### Given data
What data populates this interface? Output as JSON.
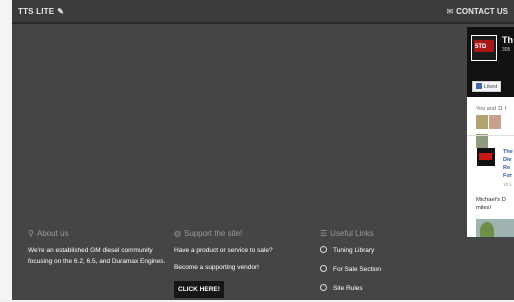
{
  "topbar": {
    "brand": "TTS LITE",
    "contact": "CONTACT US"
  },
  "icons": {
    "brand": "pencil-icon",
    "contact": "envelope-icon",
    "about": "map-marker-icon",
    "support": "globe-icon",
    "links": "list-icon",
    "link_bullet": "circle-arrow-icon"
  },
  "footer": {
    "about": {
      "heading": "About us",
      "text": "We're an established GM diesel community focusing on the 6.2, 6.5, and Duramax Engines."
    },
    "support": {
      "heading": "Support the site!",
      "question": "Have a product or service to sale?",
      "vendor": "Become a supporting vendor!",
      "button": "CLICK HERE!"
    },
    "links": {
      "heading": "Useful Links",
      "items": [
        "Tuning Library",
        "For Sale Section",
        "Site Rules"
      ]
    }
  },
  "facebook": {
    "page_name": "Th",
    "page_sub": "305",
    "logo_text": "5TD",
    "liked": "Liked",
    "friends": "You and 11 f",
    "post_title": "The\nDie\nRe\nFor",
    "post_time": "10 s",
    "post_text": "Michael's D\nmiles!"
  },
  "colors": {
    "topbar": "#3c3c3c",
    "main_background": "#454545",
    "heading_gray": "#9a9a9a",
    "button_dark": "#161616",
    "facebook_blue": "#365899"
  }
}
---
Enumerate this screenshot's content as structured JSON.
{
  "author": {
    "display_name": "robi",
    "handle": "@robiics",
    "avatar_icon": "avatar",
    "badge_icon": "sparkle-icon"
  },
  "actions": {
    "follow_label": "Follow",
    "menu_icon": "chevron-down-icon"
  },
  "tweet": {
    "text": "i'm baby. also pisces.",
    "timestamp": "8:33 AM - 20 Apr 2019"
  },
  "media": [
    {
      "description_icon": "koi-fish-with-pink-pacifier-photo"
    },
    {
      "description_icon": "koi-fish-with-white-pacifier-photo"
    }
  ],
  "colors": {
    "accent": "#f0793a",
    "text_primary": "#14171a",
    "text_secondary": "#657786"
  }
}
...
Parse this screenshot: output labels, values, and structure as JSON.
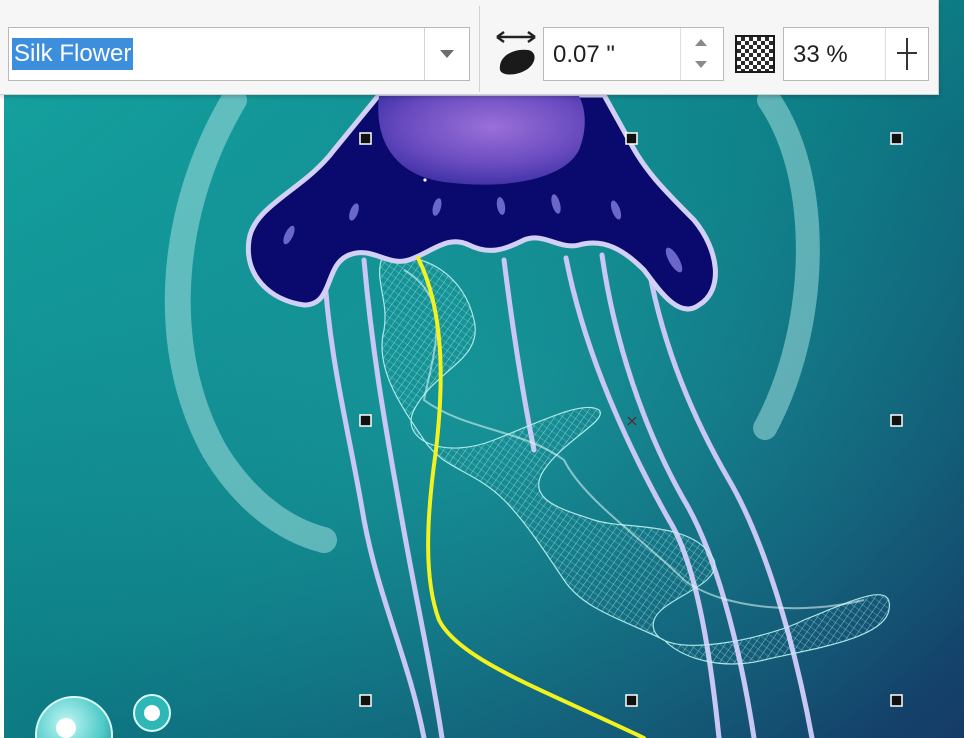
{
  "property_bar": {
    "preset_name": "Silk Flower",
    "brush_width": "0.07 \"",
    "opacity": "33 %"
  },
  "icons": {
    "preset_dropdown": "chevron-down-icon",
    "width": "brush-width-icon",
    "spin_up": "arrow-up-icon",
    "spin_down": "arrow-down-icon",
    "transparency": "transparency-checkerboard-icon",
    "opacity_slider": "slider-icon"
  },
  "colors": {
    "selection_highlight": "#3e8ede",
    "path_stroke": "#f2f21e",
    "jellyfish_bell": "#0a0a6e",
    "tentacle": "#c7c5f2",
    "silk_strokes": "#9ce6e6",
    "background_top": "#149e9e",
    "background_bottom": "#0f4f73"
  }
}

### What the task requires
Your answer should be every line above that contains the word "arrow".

### Output below
    "link_bullet": "circle-arrow-icon"
    "spin_up": "arrow-up-icon",
    "spin_down": "arrow-down-icon",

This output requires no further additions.